Exercise details: Find the word "meta" in the listing, and copy out each line where it turns up.

##### Record excerpts

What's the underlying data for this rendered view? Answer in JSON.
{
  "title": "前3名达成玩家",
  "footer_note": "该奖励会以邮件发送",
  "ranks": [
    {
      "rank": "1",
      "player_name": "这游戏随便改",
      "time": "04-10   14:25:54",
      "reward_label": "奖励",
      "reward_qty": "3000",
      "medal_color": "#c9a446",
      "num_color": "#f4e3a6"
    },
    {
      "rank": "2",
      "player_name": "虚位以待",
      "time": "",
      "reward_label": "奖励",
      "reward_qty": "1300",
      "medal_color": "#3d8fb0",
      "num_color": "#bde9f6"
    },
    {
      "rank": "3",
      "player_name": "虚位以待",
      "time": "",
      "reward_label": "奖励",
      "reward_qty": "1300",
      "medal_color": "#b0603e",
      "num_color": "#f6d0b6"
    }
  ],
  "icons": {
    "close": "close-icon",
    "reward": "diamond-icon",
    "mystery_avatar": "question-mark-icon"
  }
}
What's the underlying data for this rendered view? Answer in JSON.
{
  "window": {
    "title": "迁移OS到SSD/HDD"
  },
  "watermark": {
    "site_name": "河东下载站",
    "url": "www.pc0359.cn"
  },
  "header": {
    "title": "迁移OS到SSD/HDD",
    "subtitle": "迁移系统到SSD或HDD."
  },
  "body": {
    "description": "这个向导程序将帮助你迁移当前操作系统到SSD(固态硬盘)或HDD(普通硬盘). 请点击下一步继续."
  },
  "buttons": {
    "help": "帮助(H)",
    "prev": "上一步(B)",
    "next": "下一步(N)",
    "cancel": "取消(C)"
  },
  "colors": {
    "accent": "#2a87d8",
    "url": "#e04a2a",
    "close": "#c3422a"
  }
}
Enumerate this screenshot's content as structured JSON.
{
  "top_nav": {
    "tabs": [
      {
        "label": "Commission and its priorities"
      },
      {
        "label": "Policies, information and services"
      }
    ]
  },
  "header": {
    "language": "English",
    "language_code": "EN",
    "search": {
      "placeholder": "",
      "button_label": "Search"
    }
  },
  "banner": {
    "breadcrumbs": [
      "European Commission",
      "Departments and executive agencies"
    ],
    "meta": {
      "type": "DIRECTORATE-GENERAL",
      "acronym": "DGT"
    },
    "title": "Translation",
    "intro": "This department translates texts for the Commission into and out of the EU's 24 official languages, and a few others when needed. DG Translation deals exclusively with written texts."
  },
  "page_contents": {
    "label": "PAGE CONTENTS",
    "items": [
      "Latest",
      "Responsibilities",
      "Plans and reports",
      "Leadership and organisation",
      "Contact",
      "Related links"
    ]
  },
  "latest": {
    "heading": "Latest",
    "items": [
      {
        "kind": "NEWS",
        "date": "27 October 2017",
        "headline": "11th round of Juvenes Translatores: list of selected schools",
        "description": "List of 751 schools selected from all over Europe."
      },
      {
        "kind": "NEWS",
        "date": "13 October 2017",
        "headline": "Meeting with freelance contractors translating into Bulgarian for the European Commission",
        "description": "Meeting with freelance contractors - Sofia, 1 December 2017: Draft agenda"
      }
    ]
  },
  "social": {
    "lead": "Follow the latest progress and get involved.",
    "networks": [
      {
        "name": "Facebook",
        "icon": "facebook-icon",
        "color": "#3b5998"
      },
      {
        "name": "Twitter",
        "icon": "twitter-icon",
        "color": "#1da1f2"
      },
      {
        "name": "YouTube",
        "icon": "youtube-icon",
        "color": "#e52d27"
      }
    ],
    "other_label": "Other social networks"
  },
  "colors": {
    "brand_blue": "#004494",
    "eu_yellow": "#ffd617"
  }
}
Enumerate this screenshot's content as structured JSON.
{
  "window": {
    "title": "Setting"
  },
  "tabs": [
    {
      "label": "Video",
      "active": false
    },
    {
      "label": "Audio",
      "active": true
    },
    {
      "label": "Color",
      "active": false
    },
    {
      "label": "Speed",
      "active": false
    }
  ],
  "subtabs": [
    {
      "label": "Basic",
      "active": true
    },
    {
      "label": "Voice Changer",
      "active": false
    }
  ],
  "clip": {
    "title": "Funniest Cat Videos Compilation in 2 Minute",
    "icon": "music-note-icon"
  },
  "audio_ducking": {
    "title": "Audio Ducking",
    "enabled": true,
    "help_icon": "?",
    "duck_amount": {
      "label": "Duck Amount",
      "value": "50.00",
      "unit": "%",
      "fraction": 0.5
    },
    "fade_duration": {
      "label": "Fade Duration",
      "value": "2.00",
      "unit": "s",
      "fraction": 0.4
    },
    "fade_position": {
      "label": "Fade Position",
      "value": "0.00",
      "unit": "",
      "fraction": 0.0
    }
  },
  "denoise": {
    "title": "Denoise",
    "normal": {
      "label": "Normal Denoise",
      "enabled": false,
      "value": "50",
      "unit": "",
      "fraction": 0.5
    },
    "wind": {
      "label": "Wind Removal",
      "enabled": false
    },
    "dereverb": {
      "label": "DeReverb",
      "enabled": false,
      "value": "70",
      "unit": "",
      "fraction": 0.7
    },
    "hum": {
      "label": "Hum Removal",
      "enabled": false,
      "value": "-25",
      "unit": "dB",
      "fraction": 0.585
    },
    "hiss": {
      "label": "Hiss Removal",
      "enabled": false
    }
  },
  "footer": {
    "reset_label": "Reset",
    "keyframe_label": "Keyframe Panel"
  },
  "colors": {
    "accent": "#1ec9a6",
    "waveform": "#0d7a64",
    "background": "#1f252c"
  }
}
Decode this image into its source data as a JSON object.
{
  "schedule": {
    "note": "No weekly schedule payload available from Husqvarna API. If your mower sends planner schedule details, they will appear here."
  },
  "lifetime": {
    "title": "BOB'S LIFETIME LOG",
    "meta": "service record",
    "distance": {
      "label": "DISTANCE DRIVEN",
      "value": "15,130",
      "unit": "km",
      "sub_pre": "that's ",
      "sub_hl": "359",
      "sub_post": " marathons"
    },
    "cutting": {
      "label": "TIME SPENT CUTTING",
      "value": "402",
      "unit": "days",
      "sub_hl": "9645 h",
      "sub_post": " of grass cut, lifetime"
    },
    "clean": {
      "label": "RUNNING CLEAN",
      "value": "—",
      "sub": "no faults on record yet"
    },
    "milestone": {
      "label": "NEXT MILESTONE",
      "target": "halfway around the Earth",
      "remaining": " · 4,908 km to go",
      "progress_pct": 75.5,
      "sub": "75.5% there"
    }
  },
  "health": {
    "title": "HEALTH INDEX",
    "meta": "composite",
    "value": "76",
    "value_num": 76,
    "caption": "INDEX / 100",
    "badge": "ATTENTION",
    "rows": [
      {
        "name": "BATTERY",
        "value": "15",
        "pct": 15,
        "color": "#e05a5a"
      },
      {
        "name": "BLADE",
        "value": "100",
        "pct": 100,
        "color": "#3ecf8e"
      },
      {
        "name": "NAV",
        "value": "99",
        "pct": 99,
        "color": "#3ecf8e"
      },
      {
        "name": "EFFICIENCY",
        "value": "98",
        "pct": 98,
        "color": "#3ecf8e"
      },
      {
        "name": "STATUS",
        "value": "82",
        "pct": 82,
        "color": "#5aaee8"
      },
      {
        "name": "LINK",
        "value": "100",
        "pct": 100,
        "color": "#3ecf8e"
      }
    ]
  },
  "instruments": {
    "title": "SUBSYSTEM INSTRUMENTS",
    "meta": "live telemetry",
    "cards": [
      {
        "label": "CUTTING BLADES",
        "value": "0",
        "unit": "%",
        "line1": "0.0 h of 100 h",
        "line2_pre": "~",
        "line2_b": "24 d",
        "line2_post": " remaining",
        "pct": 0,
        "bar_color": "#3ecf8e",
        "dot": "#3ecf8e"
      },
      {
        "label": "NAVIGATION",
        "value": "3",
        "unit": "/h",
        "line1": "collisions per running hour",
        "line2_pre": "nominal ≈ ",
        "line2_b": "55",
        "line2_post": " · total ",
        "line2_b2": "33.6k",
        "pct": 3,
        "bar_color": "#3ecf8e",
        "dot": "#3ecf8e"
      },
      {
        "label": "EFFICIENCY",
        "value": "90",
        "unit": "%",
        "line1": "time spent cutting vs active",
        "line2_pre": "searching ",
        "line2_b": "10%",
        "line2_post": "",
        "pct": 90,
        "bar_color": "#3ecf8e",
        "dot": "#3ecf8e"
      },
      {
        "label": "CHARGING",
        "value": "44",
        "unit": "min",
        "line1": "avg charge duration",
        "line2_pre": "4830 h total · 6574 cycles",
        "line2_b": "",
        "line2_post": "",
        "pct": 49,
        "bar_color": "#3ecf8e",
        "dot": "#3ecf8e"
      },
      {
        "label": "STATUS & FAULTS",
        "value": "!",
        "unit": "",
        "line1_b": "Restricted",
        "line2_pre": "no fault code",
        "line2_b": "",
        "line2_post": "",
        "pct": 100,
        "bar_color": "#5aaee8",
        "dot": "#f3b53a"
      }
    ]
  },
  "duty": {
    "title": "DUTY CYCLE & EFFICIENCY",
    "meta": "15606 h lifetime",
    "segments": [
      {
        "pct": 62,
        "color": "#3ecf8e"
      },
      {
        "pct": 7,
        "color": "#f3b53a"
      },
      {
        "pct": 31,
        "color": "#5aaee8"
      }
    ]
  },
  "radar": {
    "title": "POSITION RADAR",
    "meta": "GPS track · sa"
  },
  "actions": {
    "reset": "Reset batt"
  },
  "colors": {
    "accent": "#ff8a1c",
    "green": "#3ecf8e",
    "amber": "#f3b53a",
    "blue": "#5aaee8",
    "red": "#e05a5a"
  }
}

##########

Task answer:
    "meta": {
    "meta": "service record",
    "meta": "composite",
    "meta": "live telemetry",
    "meta": "15606 h lifetime",
    "meta": "GPS track · sa"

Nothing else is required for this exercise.